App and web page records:
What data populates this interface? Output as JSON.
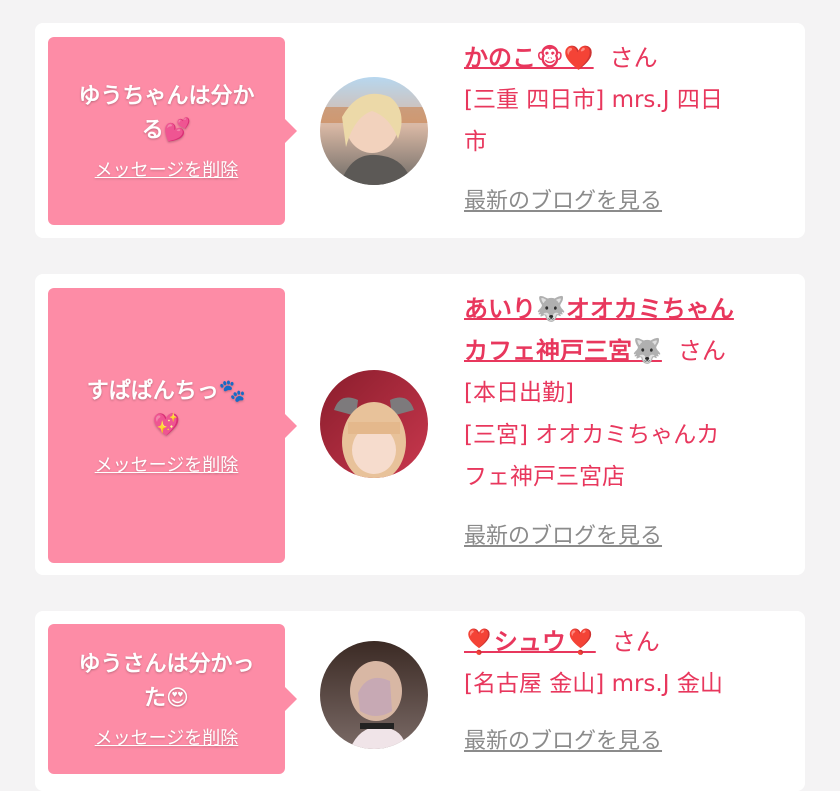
{
  "cards": [
    {
      "message_line1": "ゆうちゃんは分か",
      "message_line2": "る💕",
      "delete_label": "メッセージを削除",
      "name": "かのこ🐵❤️",
      "san": "さん",
      "details": [
        "[三重 四日市] mrs.J 四日",
        "市"
      ],
      "blog_label": "最新のブログを見る"
    },
    {
      "message_line1": "すぱぱんちっ🐾",
      "message_line2": "💖",
      "delete_label": "メッセージを削除",
      "name_line1": "あいり🐺オオカミちゃん",
      "name_line2": "カフェ神戸三宮🐺",
      "san": "さん",
      "details": [
        "[本日出勤]",
        "[三宮] オオカミちゃんカ",
        "フェ神戸三宮店"
      ],
      "blog_label": "最新のブログを見る"
    },
    {
      "message_line1": "ゆうさんは分かっ",
      "message_line2": "た😍",
      "delete_label": "メッセージを削除",
      "name": "❣️シュウ❣️",
      "san": "さん",
      "details": [
        "[名古屋 金山] mrs.J 金山"
      ],
      "blog_label": "最新のブログを見る"
    }
  ],
  "colors": {
    "bubble": "#fd8ca6",
    "accent": "#e8375d",
    "link_gray": "#8b8b8b",
    "background": "#f4f3f4"
  }
}
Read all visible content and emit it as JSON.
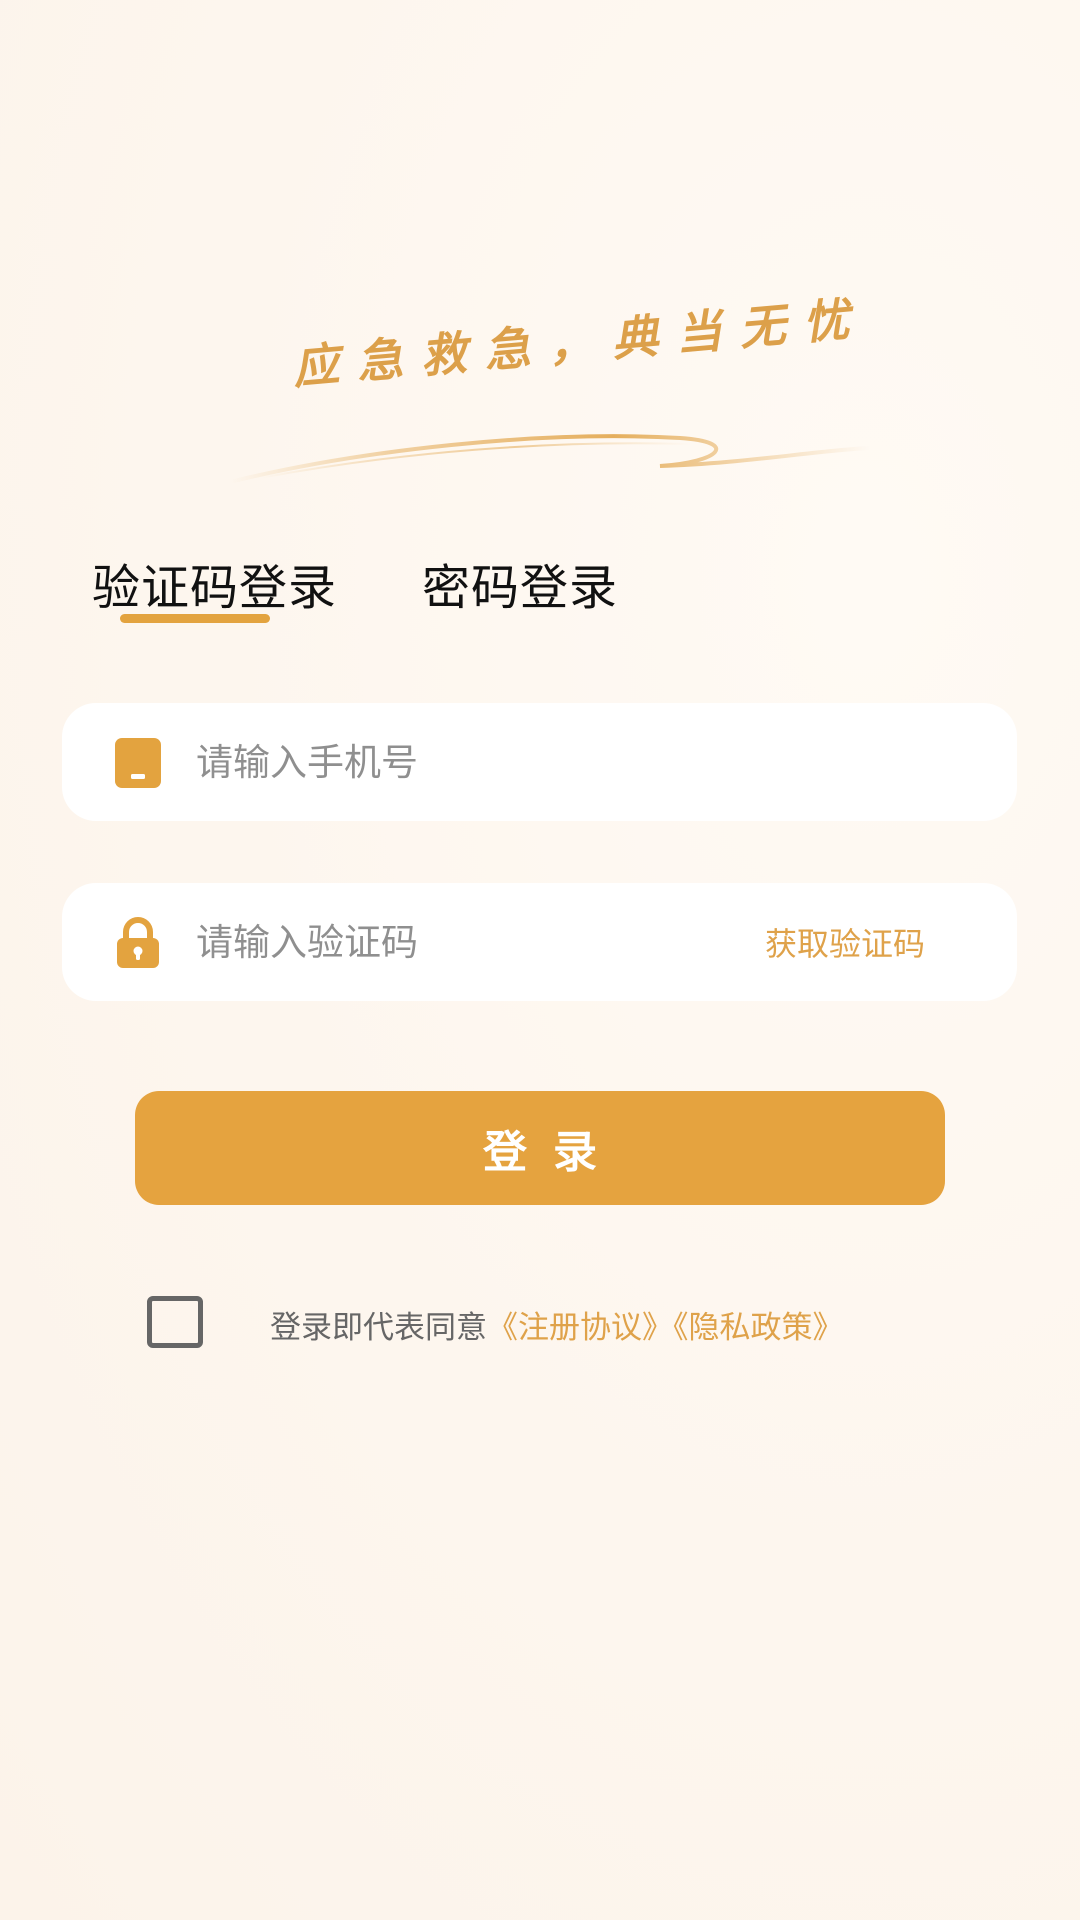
{
  "slogan": "应急救急，典当无忧",
  "tabs": {
    "sms_login": "验证码登录",
    "password_login": "密码登录",
    "active": "sms_login"
  },
  "phone_field": {
    "placeholder": "请输入手机号",
    "value": "",
    "icon": "phone-icon"
  },
  "code_field": {
    "placeholder": "请输入验证码",
    "value": "",
    "icon": "lock-icon",
    "get_code_label": "获取验证码"
  },
  "login_button": {
    "label": "登录"
  },
  "agreement": {
    "checked": false,
    "prefix": "登录即代表同意",
    "register_agreement": "《注册协议》",
    "privacy_policy": "《隐私政策》"
  },
  "colors": {
    "accent": "#e5a33f",
    "background": "#fdf6ee",
    "link": "#dfa24a"
  }
}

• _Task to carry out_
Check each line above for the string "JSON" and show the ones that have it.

• _Task solution_
What data populates this interface? Output as JSON.
Read all visible content and emit it as JSON.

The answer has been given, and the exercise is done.